1967 Citroen 2CV “Truckette”
Although never officially imported into the U.S. market, this delivery-truck-version of the 2CV (Lot 424) is cute and, according to a handwritten note on its vehicle description sheet, it “runs great!”
1959 Oldsmobile Holiday
I also had my eye on a big blue ’60 Olds at Silver, but this red-and-white one (Lot 476) is a massive two-door hardtop, not a four-door sedan. Add in a 394-cubic-inch V8 and we’re ready to cruise-in or simply cruise anywhere.
1951 Chevrolet 3100
Restored in a nice brown shade, this truck (Lot 514) has a chromed hat rack that suspends a handsome straw fedora from the headliners of the passenger compartment, and then pivots down so you can step out in style.
1967 Nissan Patrol
Toyota FJ40s are all the rage among buyers of early sport utility vehicles, but I’ve owned a pair of Nissan Frontier pickup trucks, so I like this ’67 Patrol (Lot 470).

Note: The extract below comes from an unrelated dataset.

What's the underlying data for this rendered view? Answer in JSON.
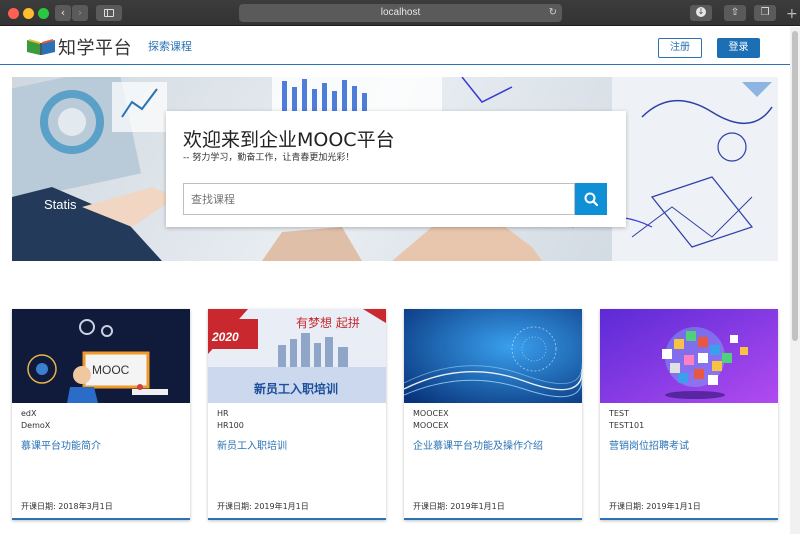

A former daily newspaper sports editor, Larry Edsall spent a dozen years as an editor at AutoWeek magazine before making the transition to writing for the web and becoming the author of more than 15 automotive books. In addition to being founding editor at ClassicCars.com, Larry has written for The New York Times and The Detroit News and was an adjunct honors professor at the Walter Cronkite School of Journalism and Mass Communication at Arizona State University.